WHAT NEEDS TO BE DONE — Count up the lines holding "author" in the material, then reply with only the number.

INFORMATION GIVEN —

+===+

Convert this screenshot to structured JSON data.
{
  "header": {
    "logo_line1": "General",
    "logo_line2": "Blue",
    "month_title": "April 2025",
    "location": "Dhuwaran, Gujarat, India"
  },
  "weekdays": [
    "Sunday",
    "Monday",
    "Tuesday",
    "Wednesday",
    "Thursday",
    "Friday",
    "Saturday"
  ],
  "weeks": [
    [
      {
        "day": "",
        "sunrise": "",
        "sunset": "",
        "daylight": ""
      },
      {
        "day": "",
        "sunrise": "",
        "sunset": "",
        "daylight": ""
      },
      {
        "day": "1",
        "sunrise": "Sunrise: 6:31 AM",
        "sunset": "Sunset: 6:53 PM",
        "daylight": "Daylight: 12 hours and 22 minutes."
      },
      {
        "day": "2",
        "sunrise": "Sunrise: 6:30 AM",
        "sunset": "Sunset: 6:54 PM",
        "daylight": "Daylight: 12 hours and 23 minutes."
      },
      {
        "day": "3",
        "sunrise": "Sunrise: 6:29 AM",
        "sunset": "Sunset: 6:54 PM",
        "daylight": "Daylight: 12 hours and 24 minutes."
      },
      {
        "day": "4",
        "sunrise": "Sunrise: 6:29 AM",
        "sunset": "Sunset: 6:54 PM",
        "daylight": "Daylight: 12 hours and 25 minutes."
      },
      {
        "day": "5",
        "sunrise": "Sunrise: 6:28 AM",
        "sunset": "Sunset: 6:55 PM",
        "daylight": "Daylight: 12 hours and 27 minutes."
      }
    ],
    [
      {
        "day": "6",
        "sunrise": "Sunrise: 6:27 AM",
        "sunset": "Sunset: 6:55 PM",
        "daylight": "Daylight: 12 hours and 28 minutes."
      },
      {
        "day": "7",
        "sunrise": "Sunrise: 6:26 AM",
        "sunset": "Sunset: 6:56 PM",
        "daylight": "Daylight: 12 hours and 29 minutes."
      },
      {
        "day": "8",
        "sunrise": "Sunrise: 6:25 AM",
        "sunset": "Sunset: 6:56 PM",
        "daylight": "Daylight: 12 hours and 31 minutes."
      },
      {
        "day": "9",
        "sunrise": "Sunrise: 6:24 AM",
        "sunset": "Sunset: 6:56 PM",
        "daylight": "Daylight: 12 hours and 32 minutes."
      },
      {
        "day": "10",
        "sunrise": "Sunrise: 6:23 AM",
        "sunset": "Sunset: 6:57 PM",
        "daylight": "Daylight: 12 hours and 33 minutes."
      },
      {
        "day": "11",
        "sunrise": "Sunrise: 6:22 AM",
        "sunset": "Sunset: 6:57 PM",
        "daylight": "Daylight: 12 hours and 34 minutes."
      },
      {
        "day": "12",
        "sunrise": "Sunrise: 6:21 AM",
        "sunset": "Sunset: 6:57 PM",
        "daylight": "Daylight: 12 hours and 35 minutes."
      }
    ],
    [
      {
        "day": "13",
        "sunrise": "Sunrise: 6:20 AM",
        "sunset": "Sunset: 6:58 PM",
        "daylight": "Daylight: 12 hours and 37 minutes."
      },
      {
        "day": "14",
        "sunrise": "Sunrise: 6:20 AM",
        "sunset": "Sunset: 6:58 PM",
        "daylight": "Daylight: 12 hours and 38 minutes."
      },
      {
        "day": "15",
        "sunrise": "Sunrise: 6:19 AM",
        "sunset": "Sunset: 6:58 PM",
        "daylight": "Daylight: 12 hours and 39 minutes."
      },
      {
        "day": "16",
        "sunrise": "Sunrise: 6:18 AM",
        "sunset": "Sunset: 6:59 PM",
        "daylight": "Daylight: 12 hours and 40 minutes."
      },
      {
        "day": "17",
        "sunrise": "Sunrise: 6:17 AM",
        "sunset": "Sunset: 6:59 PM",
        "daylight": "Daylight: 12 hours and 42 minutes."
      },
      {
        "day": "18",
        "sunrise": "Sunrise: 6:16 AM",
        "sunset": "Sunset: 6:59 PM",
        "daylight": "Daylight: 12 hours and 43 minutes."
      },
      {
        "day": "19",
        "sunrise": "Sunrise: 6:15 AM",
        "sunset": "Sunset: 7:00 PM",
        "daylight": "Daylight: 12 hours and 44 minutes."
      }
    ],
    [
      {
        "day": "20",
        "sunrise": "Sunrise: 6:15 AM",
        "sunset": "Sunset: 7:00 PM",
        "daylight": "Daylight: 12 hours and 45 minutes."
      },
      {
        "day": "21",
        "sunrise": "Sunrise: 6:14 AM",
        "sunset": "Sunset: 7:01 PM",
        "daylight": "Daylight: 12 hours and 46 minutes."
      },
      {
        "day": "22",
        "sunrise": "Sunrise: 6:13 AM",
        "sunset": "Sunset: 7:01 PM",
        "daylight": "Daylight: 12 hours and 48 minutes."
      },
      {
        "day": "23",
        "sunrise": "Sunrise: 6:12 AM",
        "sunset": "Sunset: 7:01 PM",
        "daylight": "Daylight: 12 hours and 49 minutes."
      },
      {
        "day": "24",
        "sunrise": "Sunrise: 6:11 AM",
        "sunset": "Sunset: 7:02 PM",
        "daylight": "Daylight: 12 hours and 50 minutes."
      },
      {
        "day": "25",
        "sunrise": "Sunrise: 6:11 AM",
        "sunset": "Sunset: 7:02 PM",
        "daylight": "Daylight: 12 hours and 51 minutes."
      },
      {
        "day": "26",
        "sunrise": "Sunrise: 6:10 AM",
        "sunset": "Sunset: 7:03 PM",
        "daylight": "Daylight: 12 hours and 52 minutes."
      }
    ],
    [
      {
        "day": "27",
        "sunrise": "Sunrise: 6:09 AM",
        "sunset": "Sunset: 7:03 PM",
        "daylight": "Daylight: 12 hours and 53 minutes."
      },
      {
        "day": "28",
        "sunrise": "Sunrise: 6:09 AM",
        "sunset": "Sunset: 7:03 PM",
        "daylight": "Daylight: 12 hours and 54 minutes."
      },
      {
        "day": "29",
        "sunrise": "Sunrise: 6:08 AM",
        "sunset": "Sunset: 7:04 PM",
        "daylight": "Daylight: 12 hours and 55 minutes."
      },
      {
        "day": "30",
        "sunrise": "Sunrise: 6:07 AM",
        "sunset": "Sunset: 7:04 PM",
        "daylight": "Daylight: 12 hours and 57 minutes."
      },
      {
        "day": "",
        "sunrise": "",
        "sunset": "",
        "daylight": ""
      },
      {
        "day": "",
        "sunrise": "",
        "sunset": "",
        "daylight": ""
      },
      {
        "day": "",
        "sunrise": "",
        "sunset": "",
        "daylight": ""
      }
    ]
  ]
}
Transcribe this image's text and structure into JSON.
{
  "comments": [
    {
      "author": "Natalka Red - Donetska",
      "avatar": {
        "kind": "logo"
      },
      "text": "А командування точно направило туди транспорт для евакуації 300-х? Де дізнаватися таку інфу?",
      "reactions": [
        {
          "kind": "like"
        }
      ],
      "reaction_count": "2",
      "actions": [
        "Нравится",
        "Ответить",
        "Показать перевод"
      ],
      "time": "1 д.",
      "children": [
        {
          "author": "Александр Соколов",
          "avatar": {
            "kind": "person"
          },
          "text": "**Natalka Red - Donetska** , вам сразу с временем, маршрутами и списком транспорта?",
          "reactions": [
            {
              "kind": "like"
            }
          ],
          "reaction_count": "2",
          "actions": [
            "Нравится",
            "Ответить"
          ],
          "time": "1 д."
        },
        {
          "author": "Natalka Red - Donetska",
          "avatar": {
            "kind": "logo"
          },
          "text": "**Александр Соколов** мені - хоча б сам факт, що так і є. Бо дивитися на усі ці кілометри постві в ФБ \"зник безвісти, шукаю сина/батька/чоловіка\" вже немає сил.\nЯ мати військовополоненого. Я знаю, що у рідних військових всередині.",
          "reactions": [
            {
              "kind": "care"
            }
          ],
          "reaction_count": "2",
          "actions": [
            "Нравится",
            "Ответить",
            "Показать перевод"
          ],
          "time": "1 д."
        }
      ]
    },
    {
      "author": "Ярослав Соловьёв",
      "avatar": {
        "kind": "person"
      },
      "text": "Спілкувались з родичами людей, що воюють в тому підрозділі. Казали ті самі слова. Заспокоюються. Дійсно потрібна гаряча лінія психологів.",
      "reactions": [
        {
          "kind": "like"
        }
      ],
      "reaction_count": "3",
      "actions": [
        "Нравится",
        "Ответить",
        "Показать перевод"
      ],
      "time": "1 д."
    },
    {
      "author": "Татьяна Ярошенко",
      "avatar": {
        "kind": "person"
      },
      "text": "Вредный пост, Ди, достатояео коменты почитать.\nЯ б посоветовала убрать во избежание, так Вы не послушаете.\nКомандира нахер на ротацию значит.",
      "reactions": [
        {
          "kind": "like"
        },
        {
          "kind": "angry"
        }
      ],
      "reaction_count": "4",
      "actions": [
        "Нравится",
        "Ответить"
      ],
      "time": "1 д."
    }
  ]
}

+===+

SOLUTION FOR THIS PROBLEM — 5